What the exercise asks -> From start to end, write out the following data exactly, apart from its images.

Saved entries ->
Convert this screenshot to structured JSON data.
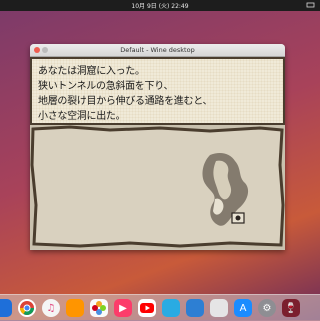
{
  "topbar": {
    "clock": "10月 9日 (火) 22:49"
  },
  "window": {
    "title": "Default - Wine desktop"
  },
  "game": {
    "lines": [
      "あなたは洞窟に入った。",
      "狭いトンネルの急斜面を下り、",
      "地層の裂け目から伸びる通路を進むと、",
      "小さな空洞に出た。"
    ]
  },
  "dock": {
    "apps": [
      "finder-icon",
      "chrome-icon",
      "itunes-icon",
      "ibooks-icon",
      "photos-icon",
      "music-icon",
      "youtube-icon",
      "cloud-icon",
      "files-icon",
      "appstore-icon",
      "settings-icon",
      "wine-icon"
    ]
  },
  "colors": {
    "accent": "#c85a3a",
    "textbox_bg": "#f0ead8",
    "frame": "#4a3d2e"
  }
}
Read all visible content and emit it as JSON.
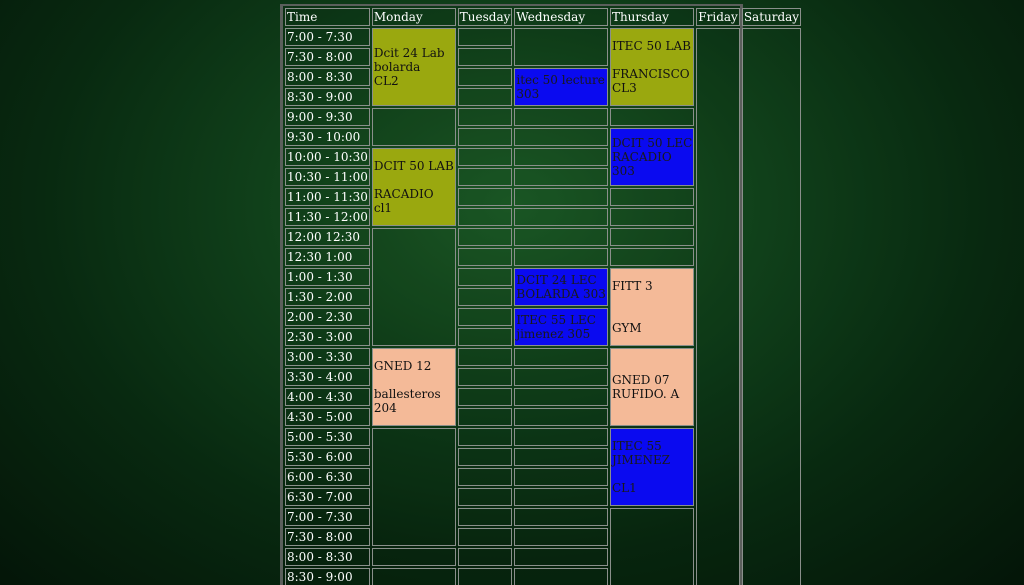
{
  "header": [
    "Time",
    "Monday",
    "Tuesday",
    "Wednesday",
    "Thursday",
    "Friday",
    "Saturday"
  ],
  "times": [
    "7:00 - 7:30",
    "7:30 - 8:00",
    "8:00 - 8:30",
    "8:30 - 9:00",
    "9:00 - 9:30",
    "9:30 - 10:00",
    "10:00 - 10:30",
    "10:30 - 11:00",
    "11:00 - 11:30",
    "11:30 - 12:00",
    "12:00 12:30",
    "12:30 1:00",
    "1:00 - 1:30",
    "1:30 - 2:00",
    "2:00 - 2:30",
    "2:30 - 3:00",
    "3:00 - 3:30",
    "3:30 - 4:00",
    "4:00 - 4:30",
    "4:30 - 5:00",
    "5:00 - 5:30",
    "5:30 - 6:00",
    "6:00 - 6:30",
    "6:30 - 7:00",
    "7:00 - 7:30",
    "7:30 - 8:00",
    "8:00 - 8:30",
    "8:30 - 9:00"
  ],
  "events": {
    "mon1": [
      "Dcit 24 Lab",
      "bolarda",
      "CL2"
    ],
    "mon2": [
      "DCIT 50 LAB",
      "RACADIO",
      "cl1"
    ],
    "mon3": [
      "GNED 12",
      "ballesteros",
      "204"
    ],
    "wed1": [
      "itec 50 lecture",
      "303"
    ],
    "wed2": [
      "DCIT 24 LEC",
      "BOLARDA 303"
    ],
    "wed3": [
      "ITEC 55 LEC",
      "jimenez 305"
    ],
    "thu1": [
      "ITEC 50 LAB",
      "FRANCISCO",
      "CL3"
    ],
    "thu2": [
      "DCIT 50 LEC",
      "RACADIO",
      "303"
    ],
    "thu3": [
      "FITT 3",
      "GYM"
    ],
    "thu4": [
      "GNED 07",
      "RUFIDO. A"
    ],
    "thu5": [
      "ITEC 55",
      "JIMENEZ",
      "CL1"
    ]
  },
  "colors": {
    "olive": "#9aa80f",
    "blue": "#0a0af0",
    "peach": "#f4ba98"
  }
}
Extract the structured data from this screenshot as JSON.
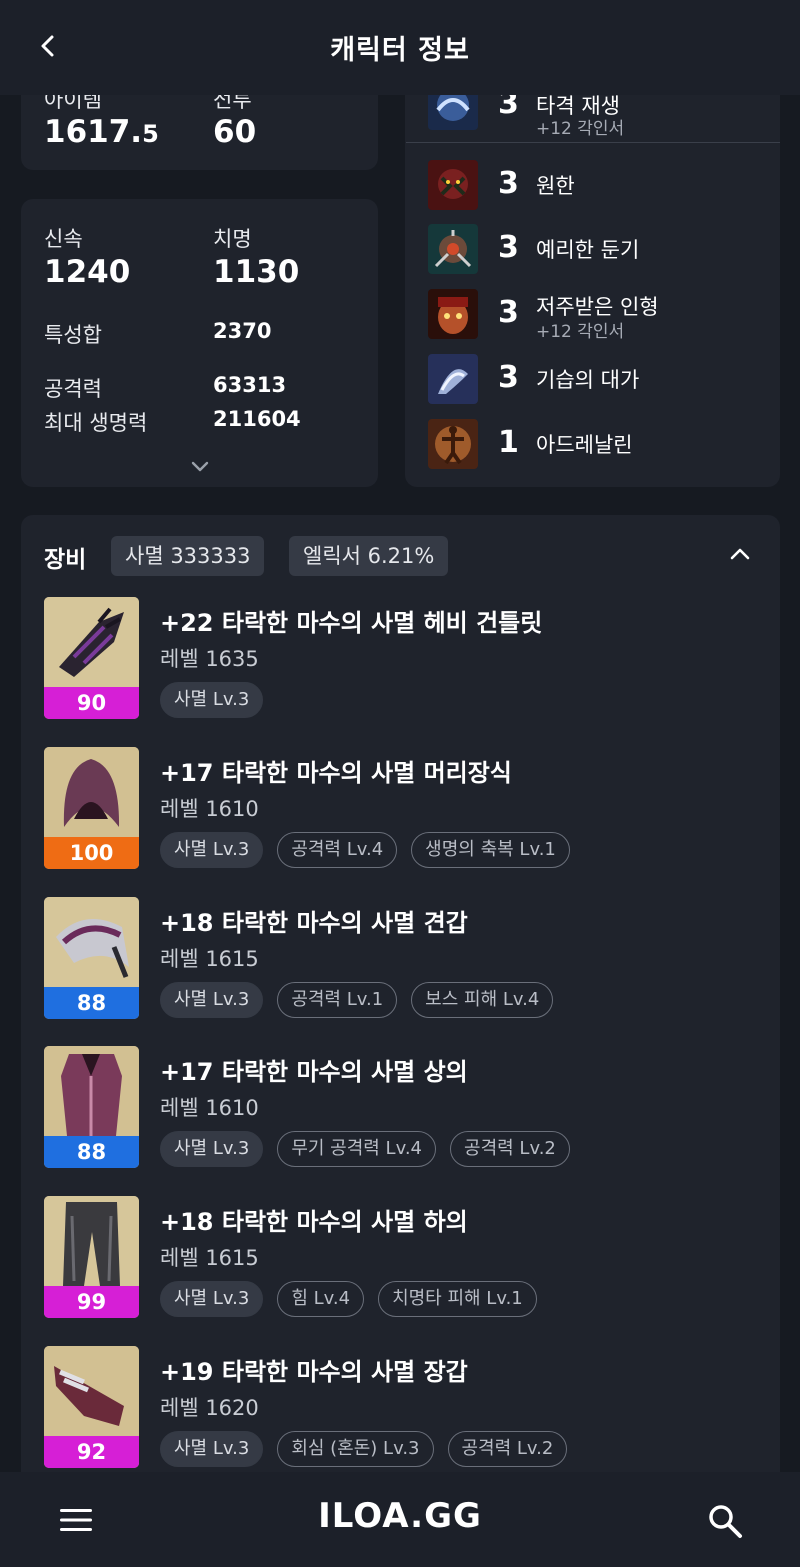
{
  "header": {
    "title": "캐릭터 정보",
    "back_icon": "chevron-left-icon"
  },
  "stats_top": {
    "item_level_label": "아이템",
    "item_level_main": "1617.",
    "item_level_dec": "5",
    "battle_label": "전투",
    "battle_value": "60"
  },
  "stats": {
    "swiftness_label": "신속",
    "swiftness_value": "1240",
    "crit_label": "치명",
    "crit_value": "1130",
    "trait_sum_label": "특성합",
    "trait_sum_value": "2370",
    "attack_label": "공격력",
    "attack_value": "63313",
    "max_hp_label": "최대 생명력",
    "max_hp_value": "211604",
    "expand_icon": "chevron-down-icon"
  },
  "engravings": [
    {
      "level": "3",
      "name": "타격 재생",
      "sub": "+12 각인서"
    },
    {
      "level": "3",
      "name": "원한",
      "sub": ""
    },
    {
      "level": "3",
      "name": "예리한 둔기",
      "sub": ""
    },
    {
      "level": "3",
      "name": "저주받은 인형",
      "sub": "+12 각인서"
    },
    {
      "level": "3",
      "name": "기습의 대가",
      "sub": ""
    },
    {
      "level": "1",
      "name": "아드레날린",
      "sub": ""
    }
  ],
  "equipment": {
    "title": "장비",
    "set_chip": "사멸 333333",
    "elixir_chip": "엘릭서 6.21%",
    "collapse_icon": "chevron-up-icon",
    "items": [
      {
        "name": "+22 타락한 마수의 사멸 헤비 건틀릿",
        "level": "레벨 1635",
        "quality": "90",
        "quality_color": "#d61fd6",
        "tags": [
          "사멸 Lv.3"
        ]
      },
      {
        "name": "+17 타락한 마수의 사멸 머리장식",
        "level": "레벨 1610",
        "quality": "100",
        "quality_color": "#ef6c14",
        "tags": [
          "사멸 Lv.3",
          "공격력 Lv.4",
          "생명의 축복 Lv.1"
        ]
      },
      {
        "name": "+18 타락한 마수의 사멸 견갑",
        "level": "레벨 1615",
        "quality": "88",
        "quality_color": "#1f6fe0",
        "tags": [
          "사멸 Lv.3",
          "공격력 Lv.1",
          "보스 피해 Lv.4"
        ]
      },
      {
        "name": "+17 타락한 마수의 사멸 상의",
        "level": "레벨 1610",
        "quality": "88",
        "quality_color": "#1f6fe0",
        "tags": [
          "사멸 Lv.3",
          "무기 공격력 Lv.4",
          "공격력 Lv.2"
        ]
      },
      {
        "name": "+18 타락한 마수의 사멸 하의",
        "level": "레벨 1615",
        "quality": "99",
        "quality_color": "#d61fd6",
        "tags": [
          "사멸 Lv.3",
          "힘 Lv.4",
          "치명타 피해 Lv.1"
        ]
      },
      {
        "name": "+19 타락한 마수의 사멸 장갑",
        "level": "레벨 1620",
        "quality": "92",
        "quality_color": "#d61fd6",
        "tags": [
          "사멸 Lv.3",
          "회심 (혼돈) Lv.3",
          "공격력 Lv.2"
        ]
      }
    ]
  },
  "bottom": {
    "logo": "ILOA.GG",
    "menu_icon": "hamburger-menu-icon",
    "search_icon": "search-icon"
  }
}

Result ->
Convert this screenshot to structured JSON data.
{
  "topbar": {
    "clock": "10月 9日 (火) 22:49"
  },
  "window": {
    "title": "Default - Wine desktop"
  },
  "game": {
    "lines": [
      "あなたは洞窟に入った。",
      "狭いトンネルの急斜面を下り、",
      "地層の裂け目から伸びる通路を進むと、",
      "小さな空洞に出た。"
    ]
  },
  "dock": {
    "apps": [
      "finder-icon",
      "chrome-icon",
      "itunes-icon",
      "ibooks-icon",
      "photos-icon",
      "music-icon",
      "youtube-icon",
      "cloud-icon",
      "files-icon",
      "appstore-icon",
      "settings-icon",
      "wine-icon"
    ]
  },
  "colors": {
    "accent": "#c85a3a",
    "textbox_bg": "#f0ead8",
    "frame": "#4a3d2e"
  }
}
Read all visible content and emit it as JSON.
{
  "header": [
    "Time",
    "Monday",
    "Tuesday",
    "Wednesday",
    "Thursday",
    "Friday",
    "Saturday"
  ],
  "times": [
    "7:00 - 7:30",
    "7:30 - 8:00",
    "8:00 - 8:30",
    "8:30 - 9:00",
    "9:00 - 9:30",
    "9:30 - 10:00",
    "10:00 - 10:30",
    "10:30 - 11:00",
    "11:00 - 11:30",
    "11:30 - 12:00",
    "12:00 12:30",
    "12:30 1:00",
    "1:00 - 1:30",
    "1:30 - 2:00",
    "2:00 - 2:30",
    "2:30 - 3:00",
    "3:00 - 3:30",
    "3:30 - 4:00",
    "4:00 - 4:30",
    "4:30 - 5:00",
    "5:00 - 5:30",
    "5:30 - 6:00",
    "6:00 - 6:30",
    "6:30 - 7:00",
    "7:00 - 7:30",
    "7:30 - 8:00",
    "8:00 - 8:30",
    "8:30 - 9:00"
  ],
  "events": {
    "mon1": [
      "Dcit 24 Lab",
      "bolarda",
      "CL2"
    ],
    "mon2": [
      "DCIT 50 LAB",
      "RACADIO",
      "cl1"
    ],
    "mon3": [
      "GNED 12",
      "ballesteros",
      "204"
    ],
    "wed1": [
      "itec 50 lecture",
      "303"
    ],
    "wed2": [
      "DCIT 24 LEC",
      "BOLARDA 303"
    ],
    "wed3": [
      "ITEC 55 LEC",
      "jimenez 305"
    ],
    "thu1": [
      "ITEC 50 LAB",
      "FRANCISCO",
      "CL3"
    ],
    "thu2": [
      "DCIT 50 LEC",
      "RACADIO",
      "303"
    ],
    "thu3": [
      "FITT 3",
      "GYM"
    ],
    "thu4": [
      "GNED 07",
      "RUFIDO. A"
    ],
    "thu5": [
      "ITEC 55",
      "JIMENEZ",
      "CL1"
    ]
  },
  "colors": {
    "olive": "#9aa80f",
    "blue": "#0a0af0",
    "peach": "#f4ba98"
  }
}
Extract the structured data from this screenshot as JSON.
{
  "header": {
    "title": "캐릭터 정보",
    "back_icon": "chevron-left-icon"
  },
  "stats_top": {
    "item_level_label": "아이템",
    "item_level_main": "1617.",
    "item_level_dec": "5",
    "battle_label": "전투",
    "battle_value": "60"
  },
  "stats": {
    "swiftness_label": "신속",
    "swiftness_value": "1240",
    "crit_label": "치명",
    "crit_value": "1130",
    "trait_sum_label": "특성합",
    "trait_sum_value": "2370",
    "attack_label": "공격력",
    "attack_value": "63313",
    "max_hp_label": "최대 생명력",
    "max_hp_value": "211604",
    "expand_icon": "chevron-down-icon"
  },
  "engravings": [
    {
      "level": "3",
      "name": "타격 재생",
      "sub": "+12 각인서"
    },
    {
      "level": "3",
      "name": "원한",
      "sub": ""
    },
    {
      "level": "3",
      "name": "예리한 둔기",
      "sub": ""
    },
    {
      "level": "3",
      "name": "저주받은 인형",
      "sub": "+12 각인서"
    },
    {
      "level": "3",
      "name": "기습의 대가",
      "sub": ""
    },
    {
      "level": "1",
      "name": "아드레날린",
      "sub": ""
    }
  ],
  "equipment": {
    "title": "장비",
    "set_chip": "사멸 333333",
    "elixir_chip": "엘릭서 6.21%",
    "collapse_icon": "chevron-up-icon",
    "items": [
      {
        "name": "+22 타락한 마수의 사멸 헤비 건틀릿",
        "level": "레벨 1635",
        "quality": "90",
        "quality_color": "#d61fd6",
        "tags": [
          "사멸 Lv.3"
        ]
      },
      {
        "name": "+17 타락한 마수의 사멸 머리장식",
        "level": "레벨 1610",
        "quality": "100",
        "quality_color": "#ef6c14",
        "tags": [
          "사멸 Lv.3",
          "공격력 Lv.4",
          "생명의 축복 Lv.1"
        ]
      },
      {
        "name": "+18 타락한 마수의 사멸 견갑",
        "level": "레벨 1615",
        "quality": "88",
        "quality_color": "#1f6fe0",
        "tags": [
          "사멸 Lv.3",
          "공격력 Lv.1",
          "보스 피해 Lv.4"
        ]
      },
      {
        "name": "+17 타락한 마수의 사멸 상의",
        "level": "레벨 1610",
        "quality": "88",
        "quality_color": "#1f6fe0",
        "tags": [
          "사멸 Lv.3",
          "무기 공격력 Lv.4",
          "공격력 Lv.2"
        ]
      },
      {
        "name": "+18 타락한 마수의 사멸 하의",
        "level": "레벨 1615",
        "quality": "99",
        "quality_color": "#d61fd6",
        "tags": [
          "사멸 Lv.3",
          "힘 Lv.4",
          "치명타 피해 Lv.1"
        ]
      },
      {
        "name": "+19 타락한 마수의 사멸 장갑",
        "level": "레벨 1620",
        "quality": "92",
        "quality_color": "#d61fd6",
        "tags": [
          "사멸 Lv.3",
          "회심 (혼돈) Lv.3",
          "공격력 Lv.2"
        ]
      }
    ]
  },
  "bottom": {
    "logo": "ILOA.GG",
    "menu_icon": "hamburger-menu-icon",
    "search_icon": "search-icon"
  }
}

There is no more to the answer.